Because of this, everyone already knew why I grew my hair as long as I did, but no one quite understood why I kept growing it after I had enough length to donate. Looking back, it was a security blanket. I loved the attention that came with having long hair, which other girls always wanted to braid and style, and I liked how it looked on me. My hair’s the physical feature I’m most proud of — it makes me feel secure, confident, and like a woman. Let's just say I grew attached, so I wanted my next haircut to be significant. So a few years ago I started telling people I would cut my hair after my college graduation.

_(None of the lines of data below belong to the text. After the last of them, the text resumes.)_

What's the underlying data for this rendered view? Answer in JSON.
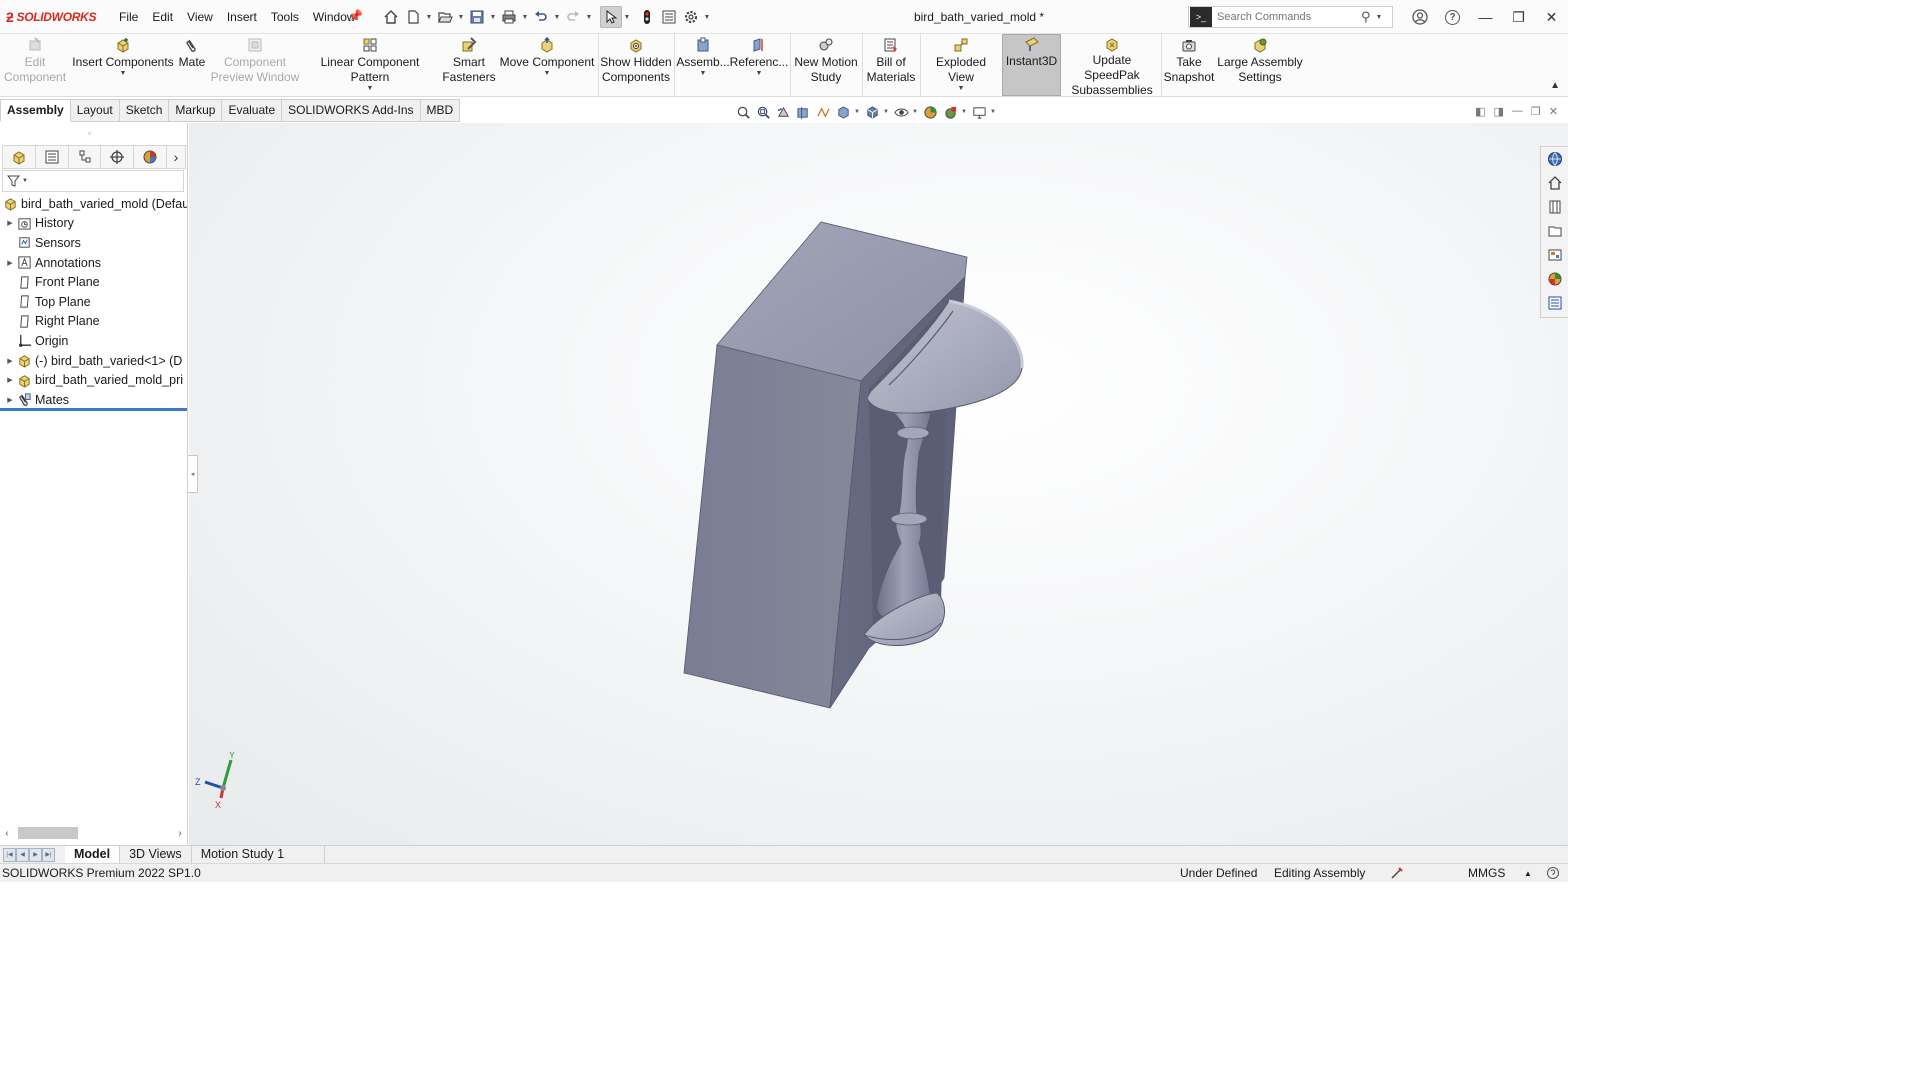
{
  "app": {
    "logo_text": "SOLIDWORKS",
    "document_title": "bird_bath_varied_mold *"
  },
  "menu": [
    "File",
    "Edit",
    "View",
    "Insert",
    "Tools",
    "Window"
  ],
  "search": {
    "placeholder": "Search Commands"
  },
  "ribbon": {
    "edit_component": [
      "Edit",
      "Component"
    ],
    "insert_components": "Insert Components",
    "mate": "Mate",
    "component_preview": [
      "Component",
      "Preview Window"
    ],
    "linear_pattern": "Linear Component Pattern",
    "smart_fasteners": [
      "Smart",
      "Fasteners"
    ],
    "move_component": "Move Component",
    "show_hidden": [
      "Show Hidden",
      "Components"
    ],
    "assembly_features": "Assemb...",
    "reference_geometry": "Referenc...",
    "new_motion_study": [
      "New Motion",
      "Study"
    ],
    "bill_of_materials": [
      "Bill of",
      "Materials"
    ],
    "exploded_view": "Exploded View",
    "instant3d": "Instant3D",
    "update_speedpak": [
      "Update SpeedPak",
      "Subassemblies"
    ],
    "take_snapshot": [
      "Take",
      "Snapshot"
    ],
    "large_assembly": [
      "Large Assembly",
      "Settings"
    ]
  },
  "command_tabs": [
    "Assembly",
    "Layout",
    "Sketch",
    "Markup",
    "Evaluate",
    "SOLIDWORKS Add-Ins",
    "MBD"
  ],
  "tree": {
    "root": "bird_bath_varied_mold  (Defau",
    "items": [
      {
        "label": "History",
        "expandable": true,
        "icon": "history-icon"
      },
      {
        "label": "Sensors",
        "expandable": false,
        "icon": "sensors-icon"
      },
      {
        "label": "Annotations",
        "expandable": true,
        "icon": "annotations-icon"
      },
      {
        "label": "Front Plane",
        "expandable": false,
        "icon": "plane-icon"
      },
      {
        "label": "Top Plane",
        "expandable": false,
        "icon": "plane-icon"
      },
      {
        "label": "Right Plane",
        "expandable": false,
        "icon": "plane-icon"
      },
      {
        "label": "Origin",
        "expandable": false,
        "icon": "origin-icon"
      },
      {
        "label": "(-) bird_bath_varied<1> (D",
        "expandable": true,
        "icon": "part-icon"
      },
      {
        "label": "bird_bath_varied_mold_pri",
        "expandable": true,
        "icon": "part-icon"
      },
      {
        "label": "Mates",
        "expandable": true,
        "icon": "mates-icon"
      }
    ]
  },
  "bottom_tabs": [
    "Model",
    "3D Views",
    "Motion Study 1"
  ],
  "status": {
    "product": "SOLIDWORKS Premium 2022 SP1.0",
    "definition": "Under Defined",
    "mode": "Editing Assembly",
    "units": "MMGS"
  },
  "triad": {
    "y": "Y",
    "z": "Z",
    "x": "X"
  },
  "colors": {
    "accent_red": "#d9291c",
    "model_front": "#7c7f97",
    "model_top": "#9a9db2",
    "model_side": "#6b6e84",
    "selection_blue": "#3a7cc8"
  }
}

I grew it out for four years — the entirety of college — to more than three feet long. Living with that length was manageable, but irritating. At its longest, my hair would get caught in shirt buttons, zippers, and things as I walked by. Buns gave me headaches after a few minutes, so a simple braid became the only hairstyle I could wear. I went through shampoo and conditioner quickly and the hair in my drains and in the corners of my apartment started getting more and more annoying. But having long hair made me recognizable, memorable, and earned me a lot of compliments, so I still held on. Then, right after I graduated from college, it finally felt like enough was enough.
The cut had a significant meaning, but I also wanted to shed my college look — or at least look like I'm allowed to be in a bar. (I am 21, after all.) Having long hair made me not want to try anything new, but with short hair, I’ve been trying new things and feel more confident in myself. I recommend a big hair change for anyone who wants to mark a new phase of their life, whether it's long enough to be donated or not. By the time my hair gets long again, it’s a sign I’ve settled into another routine — and when that happens, you can bet the next cut will shake it up again.